Two weeks ago, my mom was in a terrible terrible accident. She was driving home on a country road when a driver crossing her path chose not to stop at a stop sign. These are not busy roads, he’d probably blown through that intersection dozens of times before. But this time someone was there, this time his decision broke all of her ribs, both collarbones and her pelvis. His decision filled her chest cavity with fluid, his decision made every shallow breath incredibly painful.
His decision will keep her in the hospital for almost a month. His decision will not let her sleep next to her husband for another six months. His decision will change the lives of everyone she loves.

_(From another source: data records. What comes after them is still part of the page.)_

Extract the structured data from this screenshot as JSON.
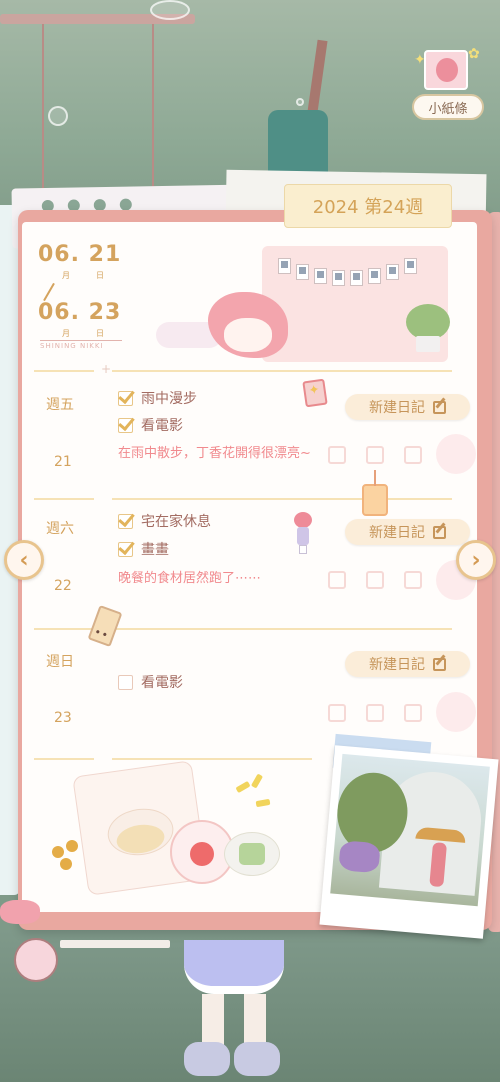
{
  "note_button": {
    "label": "小紙條",
    "icon": "avatar-sticker-icon"
  },
  "week_tab": {
    "label": "2024 第24週"
  },
  "date_range": {
    "start": "06. 21",
    "end": "06. 23",
    "month_label": "月",
    "day_label": "日",
    "brand": "SHINING NIKKI"
  },
  "new_entry_label": "新建日記",
  "days": [
    {
      "weekday": "週五",
      "date": "21",
      "tasks": [
        {
          "label": "雨中漫步",
          "checked": true
        },
        {
          "label": "看電影",
          "checked": true
        }
      ],
      "note": "在雨中散步，丁香花開得很漂亮~"
    },
    {
      "weekday": "週六",
      "date": "22",
      "tasks": [
        {
          "label": "宅在家休息",
          "checked": true
        },
        {
          "label": "畫畫",
          "checked": true
        }
      ],
      "note": "晚餐的食材居然跑了⋯⋯"
    },
    {
      "weekday": "週日",
      "date": "23",
      "tasks": [
        {
          "label": "看電影",
          "checked": false
        }
      ],
      "note": ""
    }
  ],
  "nav": {
    "prev_icon": "chevron-left-icon",
    "next_icon": "chevron-right-icon",
    "prev": "‹",
    "next": "›"
  },
  "colors": {
    "accent": "#d4a35e",
    "note_text": "#f18a8e",
    "notebook_border": "#e9a8a0",
    "button_bg": "#fbedd9"
  }
}
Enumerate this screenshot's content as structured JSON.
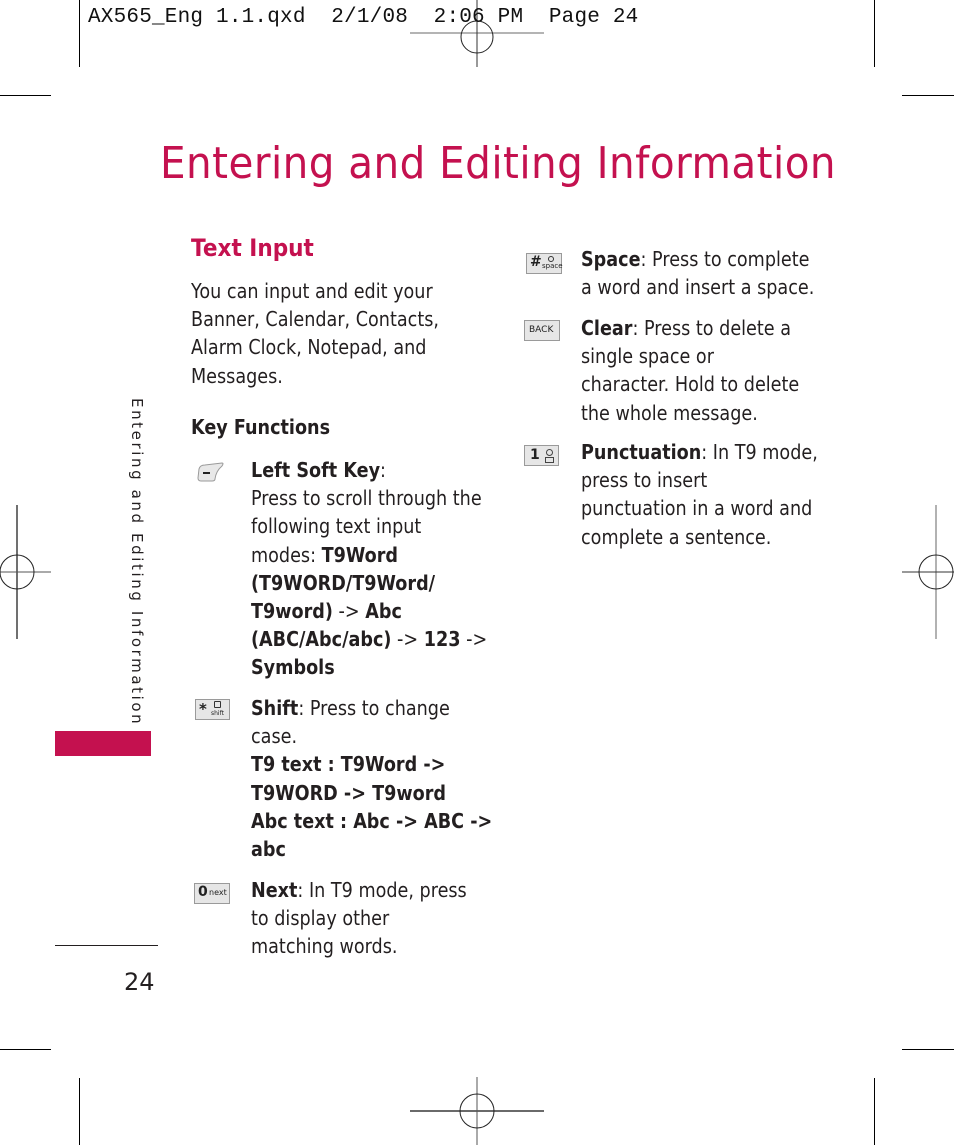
{
  "print_slug": {
    "filename": "AX565_Eng 1.1.qxd",
    "date": "2/1/08",
    "time": "2:06 PM",
    "page_label": "Page 24",
    "full_text": "AX565_Eng 1.1.qxd  2/1/08  2:06 PM  Page 24"
  },
  "page": {
    "title": "Entering and Editing Information",
    "side_tab": "Entering and Editing Information",
    "page_number": "24",
    "accent_color": "#c4114f"
  },
  "section": {
    "heading": "Text Input",
    "intro_lines": [
      "You can input and edit your",
      "Banner, Calendar, Contacts,",
      "Alarm Clock, Notepad, and",
      "Messages."
    ],
    "subheading": "Key Functions"
  },
  "key_functions": {
    "left_soft_key": {
      "icon": "left-soft-key-icon",
      "name": "Left Soft Key",
      "colon": ":",
      "line1": "Press to scroll through the",
      "line2": "following text input",
      "line3_plain": "modes: ",
      "line3_bold": "T9Word",
      "line4_bold": "(T9WORD/T9Word/",
      "line5_bold": "T9word)",
      "line5_plain": " -> ",
      "line5_bold2": "Abc",
      "line6_bold": "(ABC/Abc/abc)",
      "line6_plain": " -> ",
      "line6_bold2": "123",
      "line6_plain2": " ->",
      "line7_bold": "Symbols"
    },
    "shift": {
      "icon": "star-shift-key-icon",
      "icon_label_main": "*",
      "icon_label_sub": "shift",
      "name": "Shift",
      "desc_first": ": Press to change",
      "desc_second": "case.",
      "t9_line1": "T9 text : T9Word ->",
      "t9_line2": "T9WORD -> T9word",
      "abc_line1": "Abc text : Abc -> ABC ->",
      "abc_line2": "abc"
    },
    "next": {
      "icon": "zero-next-key-icon",
      "icon_label_main": "0",
      "icon_label_sub": "next",
      "name": "Next",
      "desc_first": ": In T9 mode, press",
      "desc_lines": [
        "to display other",
        "matching words."
      ]
    },
    "space": {
      "icon": "hash-space-key-icon",
      "icon_label_main": "#",
      "icon_label_sub": "space",
      "name": "Space",
      "desc_first": ": Press to complete",
      "desc_lines": [
        "a word and insert a space."
      ]
    },
    "clear": {
      "icon": "back-key-icon",
      "icon_label_main": "BACK",
      "name": "Clear",
      "desc_first": ": Press to delete a",
      "desc_lines": [
        "single space or",
        "character. Hold to delete",
        "the whole message."
      ]
    },
    "punctuation": {
      "icon": "one-voicemail-key-icon",
      "icon_label_main": "1",
      "name": "Punctuation",
      "desc_first": ": In T9 mode,",
      "desc_lines": [
        "press to insert",
        "punctuation in a word and",
        "complete a sentence."
      ]
    }
  }
}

My mom is amazing. She is dealing with the pain and focused on recovery. What she is taking away from all of this is how incredibly lucky she is to be here. One setback after another comes her way, and she finds the good in all of it.
I have been described as an aggressive driver. I’ve never blatantly blown a stop light or sign, but I do speed and probably take more risks than I should. I used to drive the same route a lot, much of the time on autopilot. What I am taking away from this is how much one decision can impact your life. How quickly the world can change.
As you head out to work this morning, remember what an incredible responsibility driving a car is. Honor the agreement you’ve made with your fellow drivers: Pay attention. Watch out for others, they may not be watching out for you. Obey speed limits and stop at stop signs. Those few seconds you shave off your commute are just not worth the risk.
Even if you think you’re invincible—or worse yet, you don’t care about yourself—you don’t want to be that guy who makes that one stupid decision to put someone’s mom in the hospital.